She said “Go back to the place where her husband was burned, gather the ashes so that I may give them a proper burial.”  The officer’s head hung in shame.  She continued “Officer, you took all my family away from me, but I still have a lot of love to give.  Twice a month, I would like you to come to the ghetto where I live, and spend the day with me in my humble house so that I can be a mother to you.  I would like you to know that you are forgiven by God, and you are forgiven by me too.  I’d like to embrace you so that you can know my forgiveness is real.”  Spontaneously, someone broke out into song, singing “Amazing Grace”.   She was not able to embrace the officer – he had passed out in the presence of such radical mercy, grace, love and forgiveness.


As tears poured down my face, I whispered a plea to God “That is the kind of forgiveness I seek to give – help me live it out loud for you.”  I was overcome with emotion, reflecting back on the gift of forgiveness, the heart of it, and why it was so important.

Still struck by that visual of the story the pastor had shared, I had all but forgotten that one word as I walked out of church that morning.  You know, the one often overlooked.  I was re-focused on the post about having forgiven my father, reflecting on that day in my life, how overwhelmed with love, compassion, mercy, and grace I had been for him, against all that made sense.  I reflected back on that woman whose story the pastor shared in the sermon, then back on my father, then back again on the woman...

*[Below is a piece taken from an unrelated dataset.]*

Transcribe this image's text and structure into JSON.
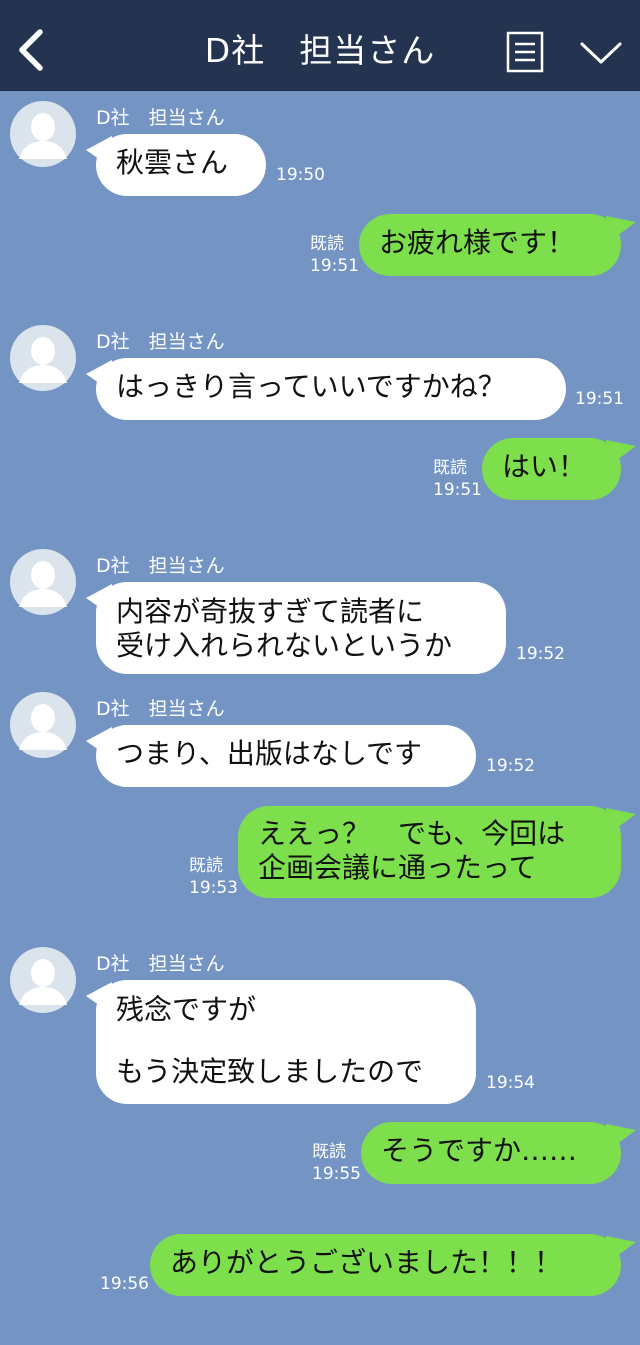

And then it hit me...  forgive us AS we forgive those...  Every day, it’s me in that truck, head down, hands trembling, words shaking, as I seek His mercy and grace, as I realize how short I fall of His glory – who do I want standing by me, and how would I want to be forgiven?  When I genuinely seek forgiveness from Him, will He also feel the way I did that day, overwhelming love compassion, mercy and grace pouring from Him as it poured from me for my father – I know how that felt, to experience that outpouring to my father that day, and I can only imagine how much better God does this than I did... and to know that this is how He would feel, for me... for us all...  brings me to my knees.

The measure with which we forgive, is the measure with which we will be forgiven.  I had never looked at it this way before – and I’m sure never to forget this lesson.  Is it any wonder that we are called to love one another as He loves us?  Oh, how He loves us....

1 comment:

Jill Foley said...

Another beautiful, thought provoking post, JD. Thank you for sharing. This is such a nice follow-up to what you previously wrote about forgiveness.

I love reading what you write - you have such a gift with words. If you ever write a book, I want to be one of the first to read it. : )